The Ultimate Guide to Understanding Propeller Pitch

You’ve used a boat payment calculator to secure the ship of your dreams, tackled the open waters, and enjoyed every minute of it. Now, the time has come to buy a new propeller. If this is your first time purchasing a new motor for your boat, then you need an understanding of propeller pitch to move forward. Consider this your ultimate guide.

The Pitch

A quick search for used outboard motors will yield dozens of options, but you need to know both the pitch and diameter to find the right model for your personal watercraft. While both elements are essential to performance, the pitch comes first when shopping. Thankfully, understanding propeller pitch is simple.

The pitch of a propeller is the number of inches it moves forward in a single revolution. So, a 20-pitch propeller moves 20-inches each time the blades make a full turn back to their starting positions. These ratings are determined by the propeller’s ability to move through a soft solid, often compared to the rotations of a screw through wood.

For many boaters, it helps to think of pitch like a car’s axle ratio. A lower ratio equals more power off the bat when the car is sitting still. The same is true of a propeller’s pitch. The lower the number, the easier time you have getting the boat into gear.

That power comes with a tradeoff, however. Lower pitches cause your boat to reach its maximum number of RPMs at a lower speed. Pick a higher pitch, and you can satisfy your inner speed demon but at a slower rate of acceleration.

Pro Tip: Never outfit your boat with a higher pitch propeller if the engine boasts lower horsepower. This causes the internal engine parts to wear down at an incredibly fast rate, leading to damage and constant repairs.

The Diameter

If you remember from your high school geometry class, the diameter is the distance across a circle. Your propeller’s blades create a circle as they spin, and their diameter is the distance created by the blades’ tips. Part of understanding propeller pitch is to understand why this aspect matters.

That distance in the circle is directly related to RPMs. Generally, slower boats rely on a larger diameter while faster boats require smaller ones. This distance is never constant, though. Increasing power causes the blades to increase the size of their circle, while other variables (like the condition of the water) work to minimize that distance.

Choosing the Right Propeller

Finding the best propeller for your ship is a vital part of enjoying your investment.

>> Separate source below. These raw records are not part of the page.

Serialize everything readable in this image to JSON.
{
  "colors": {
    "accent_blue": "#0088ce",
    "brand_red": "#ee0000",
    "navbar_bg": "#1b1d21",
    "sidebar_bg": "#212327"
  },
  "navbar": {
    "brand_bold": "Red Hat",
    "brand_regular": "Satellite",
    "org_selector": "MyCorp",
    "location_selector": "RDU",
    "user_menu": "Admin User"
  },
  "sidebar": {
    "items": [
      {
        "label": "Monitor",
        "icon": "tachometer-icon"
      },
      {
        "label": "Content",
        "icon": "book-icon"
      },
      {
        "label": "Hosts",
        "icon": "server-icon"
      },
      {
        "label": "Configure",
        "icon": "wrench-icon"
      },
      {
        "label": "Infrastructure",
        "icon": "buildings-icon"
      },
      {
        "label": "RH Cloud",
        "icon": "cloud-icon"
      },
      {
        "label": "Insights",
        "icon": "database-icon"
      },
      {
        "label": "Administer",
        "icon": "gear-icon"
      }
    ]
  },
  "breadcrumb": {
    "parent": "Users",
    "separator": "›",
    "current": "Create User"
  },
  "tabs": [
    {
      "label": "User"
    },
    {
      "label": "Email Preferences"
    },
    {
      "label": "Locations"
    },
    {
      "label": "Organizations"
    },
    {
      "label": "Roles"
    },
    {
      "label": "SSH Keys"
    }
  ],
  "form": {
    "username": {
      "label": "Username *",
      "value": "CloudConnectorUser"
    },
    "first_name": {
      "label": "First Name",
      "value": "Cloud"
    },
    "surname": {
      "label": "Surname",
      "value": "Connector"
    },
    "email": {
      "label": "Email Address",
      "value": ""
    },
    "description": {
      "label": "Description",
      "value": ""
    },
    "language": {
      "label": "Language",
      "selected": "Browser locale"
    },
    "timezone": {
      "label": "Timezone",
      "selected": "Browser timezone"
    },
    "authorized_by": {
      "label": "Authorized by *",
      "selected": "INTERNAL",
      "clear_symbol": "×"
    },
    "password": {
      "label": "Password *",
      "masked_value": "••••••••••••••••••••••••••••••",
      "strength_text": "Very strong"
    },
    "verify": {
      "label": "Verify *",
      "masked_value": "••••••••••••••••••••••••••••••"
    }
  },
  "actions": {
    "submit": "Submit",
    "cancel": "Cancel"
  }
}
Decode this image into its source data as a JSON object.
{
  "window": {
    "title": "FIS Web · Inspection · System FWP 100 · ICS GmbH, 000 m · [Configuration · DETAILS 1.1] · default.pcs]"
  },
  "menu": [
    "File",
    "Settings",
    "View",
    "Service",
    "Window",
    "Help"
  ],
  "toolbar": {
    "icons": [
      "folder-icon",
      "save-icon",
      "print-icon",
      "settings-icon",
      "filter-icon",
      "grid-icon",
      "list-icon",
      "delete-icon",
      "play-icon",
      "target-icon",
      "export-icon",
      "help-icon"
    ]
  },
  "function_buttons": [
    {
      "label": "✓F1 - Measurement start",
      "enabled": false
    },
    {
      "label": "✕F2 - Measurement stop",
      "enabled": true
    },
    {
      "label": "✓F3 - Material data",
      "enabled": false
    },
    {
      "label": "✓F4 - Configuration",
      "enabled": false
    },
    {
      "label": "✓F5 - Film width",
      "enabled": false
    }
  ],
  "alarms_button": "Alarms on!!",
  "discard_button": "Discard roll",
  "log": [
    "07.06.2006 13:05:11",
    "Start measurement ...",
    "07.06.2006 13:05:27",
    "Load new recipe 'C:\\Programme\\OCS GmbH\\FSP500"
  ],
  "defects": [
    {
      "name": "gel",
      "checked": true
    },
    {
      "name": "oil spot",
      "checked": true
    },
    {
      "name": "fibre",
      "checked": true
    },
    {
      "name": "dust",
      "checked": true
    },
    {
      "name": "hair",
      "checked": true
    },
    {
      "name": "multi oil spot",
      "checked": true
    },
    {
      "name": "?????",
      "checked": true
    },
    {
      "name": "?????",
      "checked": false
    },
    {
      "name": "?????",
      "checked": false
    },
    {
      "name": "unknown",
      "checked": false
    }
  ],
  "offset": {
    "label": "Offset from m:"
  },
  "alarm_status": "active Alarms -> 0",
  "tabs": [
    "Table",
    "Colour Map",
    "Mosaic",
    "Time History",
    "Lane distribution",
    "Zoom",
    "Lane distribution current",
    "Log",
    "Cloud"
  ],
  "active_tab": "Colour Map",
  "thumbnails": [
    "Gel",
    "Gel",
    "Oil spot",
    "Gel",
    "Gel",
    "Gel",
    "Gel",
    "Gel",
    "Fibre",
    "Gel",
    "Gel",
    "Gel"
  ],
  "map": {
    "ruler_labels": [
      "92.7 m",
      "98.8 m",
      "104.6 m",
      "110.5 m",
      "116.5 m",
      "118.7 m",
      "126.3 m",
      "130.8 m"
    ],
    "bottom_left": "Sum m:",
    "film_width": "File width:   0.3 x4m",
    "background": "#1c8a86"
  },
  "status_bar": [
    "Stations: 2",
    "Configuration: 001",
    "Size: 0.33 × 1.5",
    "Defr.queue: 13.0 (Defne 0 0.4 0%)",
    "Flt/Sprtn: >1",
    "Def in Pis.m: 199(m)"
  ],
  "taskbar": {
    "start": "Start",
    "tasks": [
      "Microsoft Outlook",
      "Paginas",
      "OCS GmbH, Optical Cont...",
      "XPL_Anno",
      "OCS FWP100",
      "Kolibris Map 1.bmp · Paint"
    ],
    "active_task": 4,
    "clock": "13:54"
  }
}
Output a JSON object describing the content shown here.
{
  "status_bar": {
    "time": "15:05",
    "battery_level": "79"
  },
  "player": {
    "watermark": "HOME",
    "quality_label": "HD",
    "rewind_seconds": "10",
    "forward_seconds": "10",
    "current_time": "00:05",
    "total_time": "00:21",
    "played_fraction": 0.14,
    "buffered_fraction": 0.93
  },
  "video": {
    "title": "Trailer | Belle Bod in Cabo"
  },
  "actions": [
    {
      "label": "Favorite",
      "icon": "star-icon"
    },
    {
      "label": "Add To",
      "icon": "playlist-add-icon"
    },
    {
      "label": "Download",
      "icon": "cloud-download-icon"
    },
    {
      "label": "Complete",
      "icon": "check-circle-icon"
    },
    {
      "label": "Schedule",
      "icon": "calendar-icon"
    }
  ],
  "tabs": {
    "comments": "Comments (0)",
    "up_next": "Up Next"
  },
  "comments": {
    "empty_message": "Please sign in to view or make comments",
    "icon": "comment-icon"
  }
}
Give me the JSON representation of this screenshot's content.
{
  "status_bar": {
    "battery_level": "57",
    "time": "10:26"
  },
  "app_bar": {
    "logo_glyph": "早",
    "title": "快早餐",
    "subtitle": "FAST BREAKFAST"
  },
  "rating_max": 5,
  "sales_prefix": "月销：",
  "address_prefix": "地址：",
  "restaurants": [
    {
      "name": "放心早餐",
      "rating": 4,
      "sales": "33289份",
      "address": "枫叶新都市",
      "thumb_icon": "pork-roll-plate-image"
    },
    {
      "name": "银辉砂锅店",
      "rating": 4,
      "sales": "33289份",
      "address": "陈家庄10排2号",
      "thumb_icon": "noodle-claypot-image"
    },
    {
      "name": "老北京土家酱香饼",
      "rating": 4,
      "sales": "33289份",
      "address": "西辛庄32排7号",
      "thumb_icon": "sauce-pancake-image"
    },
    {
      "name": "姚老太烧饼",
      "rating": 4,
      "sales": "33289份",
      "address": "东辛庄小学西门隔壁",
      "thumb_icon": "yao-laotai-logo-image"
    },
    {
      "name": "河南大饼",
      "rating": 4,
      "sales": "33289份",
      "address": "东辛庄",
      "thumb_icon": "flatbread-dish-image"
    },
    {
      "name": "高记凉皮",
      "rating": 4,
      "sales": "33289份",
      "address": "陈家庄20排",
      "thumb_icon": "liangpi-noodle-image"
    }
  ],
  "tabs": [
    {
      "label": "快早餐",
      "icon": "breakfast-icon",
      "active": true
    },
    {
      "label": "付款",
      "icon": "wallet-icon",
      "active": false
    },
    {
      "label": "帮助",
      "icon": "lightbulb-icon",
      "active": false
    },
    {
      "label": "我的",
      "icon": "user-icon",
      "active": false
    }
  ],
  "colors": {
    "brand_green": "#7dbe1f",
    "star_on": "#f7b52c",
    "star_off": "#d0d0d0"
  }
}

With current power boat prices, you don’t want to wear down your engine with the wrong diameter or pitch. So, how can you tell what works best for your boat and your needs?

The simple answer is to purchase the exact same style motor as the one that came with your boat. This ensures you’re using the recommended diameter and pitch, as well as helping you enjoy the same experience you’ve always had with your boat.

If you’re looking for a different experience that won’t destroy your engine’s components, then the trick is to buy a propeller with decent acceleration and a preferable top speed. Any qualified dealer or marina can help you find what you’re looking for, but you’ll save money searching online if you know about propeller pitch.

When shopping online, there are several vital pieces of information you need to know. First, you need to know what type of engine you’re running and what its horsepower rating is. Next, what is your boat’s weight and hull style?

It also helps to know what type of propeller you’re currently running. That includes the number of blades, the diameter, and the pitch. You can find these pieces of information stamped on the propeller, though the placing of that stamp changes from one manufacturer to the next.

Finally, you need to know your engine’s RPM when it is at a wide-open throttle. That statistic changes but take down a reading when you’re running a usual load and have your engine trimmed for the best speed.

Performance Goals

One of the most important things to consider when buying a new propeller, after all of the above information, is what your performance goals are. Namely, you need to decide between low-end torque and speed. Unfortunately, there’s no such thing as both.

If you own a powerboat, like a pontoon, then you’re probably better off with higher top speeds. That means a smaller diameter and a higher pitch. If you regularly cart around a heavier load or fishing gear, then you might want to choose the lower-end torque to get your boat moving from a dead stop.

Those aren’t set in stone, of course, and you should ultimately choose a propeller that provides the experience you’re looking for when out on the water. Just remember to stay in line with your engine’s RPMs.

Another point to consider is that most boats can utilize a faster top speed than their current engine. That’s enticing to a lot of boat owners, but it can be a lot like switching from a regular sedan to a sporty roadster. Make sure you can handle the increase in speed if that’s the option you choose. Higher speeds usually mean you need better boat insurance as well.

The final aspect to consider, of course, is price. While it might be tempting to choose the highest end propeller on the market, always stay within your budget. No one wants to be “boat poor” from strapping their finances too thin on an engine. There are plenty of fantastic used options on the market as well as affordable new propellers to choose from.

Putting It All Together

Understanding propeller pitch isn’t difficult, but it is essential to choosing the perfect engine for your boat and your experience on the water. Pitch and diameter entirely change the way your boat handles. So, choose the combination that makes the most sense for the usual activities you enjoy when boating.